Appendix 5:

The CD-ROM of the research tool (Mac version)

Operating instructions

You should copy the whole folder RESEARCHTOOL onto you Hard Drive. The projector STARRY all other files should always be kept in the same folder.

1) Double click on STARRY

2) When the title screen appears hold down Alt + Apple keys

3) Click on top left star above 'Who is Starcatcher'

4) Choose Programme 1 (from the teacher's control panel)

5) Click Return to Main Menu

6) The Research Tool is now live. Rollover the figures to begin your exploration. If the mouse is not moved for a few second an audio file will play "Who is Starcather?"

7) Apple Q to exit

Other stars surrounding the 'Who is Starcatcher' title control other functions, but are for demonstration only. Use the Programme 1 option to switch on all facilities. You should have your sound functions on your Mac computer switched on to use the Research Tool (as all instructions are audio).

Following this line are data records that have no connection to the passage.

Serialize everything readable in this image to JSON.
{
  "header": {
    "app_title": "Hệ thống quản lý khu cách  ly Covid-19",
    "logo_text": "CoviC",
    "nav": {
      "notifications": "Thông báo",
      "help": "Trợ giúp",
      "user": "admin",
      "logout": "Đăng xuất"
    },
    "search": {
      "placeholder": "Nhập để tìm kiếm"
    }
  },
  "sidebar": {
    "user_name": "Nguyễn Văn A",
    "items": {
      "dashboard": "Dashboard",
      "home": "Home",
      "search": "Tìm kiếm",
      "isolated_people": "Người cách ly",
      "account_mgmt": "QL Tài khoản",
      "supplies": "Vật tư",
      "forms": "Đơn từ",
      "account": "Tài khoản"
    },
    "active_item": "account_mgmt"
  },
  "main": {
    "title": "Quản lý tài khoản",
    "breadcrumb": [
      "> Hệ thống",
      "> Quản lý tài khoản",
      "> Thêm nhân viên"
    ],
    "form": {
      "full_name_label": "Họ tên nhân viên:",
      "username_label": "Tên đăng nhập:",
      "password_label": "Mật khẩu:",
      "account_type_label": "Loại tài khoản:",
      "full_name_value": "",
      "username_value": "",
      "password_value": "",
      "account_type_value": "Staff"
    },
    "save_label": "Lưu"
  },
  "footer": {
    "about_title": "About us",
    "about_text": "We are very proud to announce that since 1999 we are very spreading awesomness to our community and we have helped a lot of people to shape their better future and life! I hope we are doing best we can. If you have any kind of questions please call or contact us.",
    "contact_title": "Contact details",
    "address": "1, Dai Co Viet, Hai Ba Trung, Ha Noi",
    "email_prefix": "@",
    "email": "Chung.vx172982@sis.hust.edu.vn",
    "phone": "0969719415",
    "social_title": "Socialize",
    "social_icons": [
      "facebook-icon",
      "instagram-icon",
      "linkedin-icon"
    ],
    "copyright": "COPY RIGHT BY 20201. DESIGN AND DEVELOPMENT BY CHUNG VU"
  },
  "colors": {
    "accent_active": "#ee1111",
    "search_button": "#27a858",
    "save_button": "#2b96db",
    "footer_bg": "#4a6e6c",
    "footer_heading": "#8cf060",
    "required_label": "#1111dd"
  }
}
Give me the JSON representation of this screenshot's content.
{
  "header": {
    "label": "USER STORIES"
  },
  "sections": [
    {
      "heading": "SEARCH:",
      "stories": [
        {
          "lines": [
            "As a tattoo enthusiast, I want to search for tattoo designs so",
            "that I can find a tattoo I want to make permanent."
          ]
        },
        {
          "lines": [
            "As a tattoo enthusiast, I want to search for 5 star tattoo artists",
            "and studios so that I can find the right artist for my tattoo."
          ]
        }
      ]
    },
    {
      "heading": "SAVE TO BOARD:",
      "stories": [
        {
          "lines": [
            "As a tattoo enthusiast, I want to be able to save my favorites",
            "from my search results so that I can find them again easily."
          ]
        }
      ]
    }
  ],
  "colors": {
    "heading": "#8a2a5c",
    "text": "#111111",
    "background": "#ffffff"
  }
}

If you have problems please phone 0(44) 7778 537 505 or 0(44) 1992 597 292 Mike Howarth

Appendix 6: Field Work Diary Part 2:

PowerPoint Presentations

Reports For BBC Education Directorate

See in file Fieldworkdiary2.doc on accompanying CD-ROM

1 The NCET CD-ROMs in Primary Schools Initiative. Photographs and screen displays and analysis of classroom use of CD-ROMs during summer term 1994. "Schools needs." This material used by NCET Field Officers.

2 CD-ROMs in Secondary Schools . Photographs and reports signalling the growth in importance of CD-ROM in the school library, careers departments.

3 CD-ROM Task Cards. Evidence through working examples of National Curriculum applications of 10 well known Edutainment CD-ROMs(mainly from America).

4Pros and Cons of NCET Project CD-ROMs .An analysis of classroom use of CD-ROMs, emphasising the problems created by their design.

5 CD-ROM DESIGN A: Iconitis. A focused examination, with examples, of the problems children experience due to poorly designed icons.

6 CD-ROM DESIGN B: Symbols and Metaphors . What makes children tick/click? An M.Phil introductory paper, - interface design, preconscious, children's metaphors.

7 Operating Conditions in Primary Schools (photos)

8 What's wrong with Dorling Kindersley CD ROMs in the classroom. Screen design and effect on children's perception.

9 The Perfect CD-ROM - a brief list of requirements.

10 The making of the Secondary Progs. CD-ROM Catalogue. The production sequence, facilities at Interactive Media OUPC and tools required with implications for future products for the Education Directorate.

10A Summary of PhD research at 1/12/95 Mike Howarth Interactive Media Group Open University Production Centre.

REPORT CIRCULATION LIST

1.Jane Drabble Director of Education

2.Terry Marsh Head of Programmes, BBC Education

3.David Mortimer Head of Multimedia Publications

4.Clive Holloway Head of Programmes, OUPC

5.Liz Forgan Controller Radio 4

6.Heather Morris Director Educational Publications

7.Julie Cogill Chief Education Officer

8.Jay JohnstonChief Assistant, Education Programmes

9.Roger Fry Resource Manager

10.Sara Hemmings Head of Developments, BBC Enterprises

11.Geof Marshall-Taylor Executive Producer Education Radio

12.Jane Shaw Chief Education Officer Continuing Education.

13.Mathew Lee Strategy Planner

14.Lucia Jones Head Education Policy and Services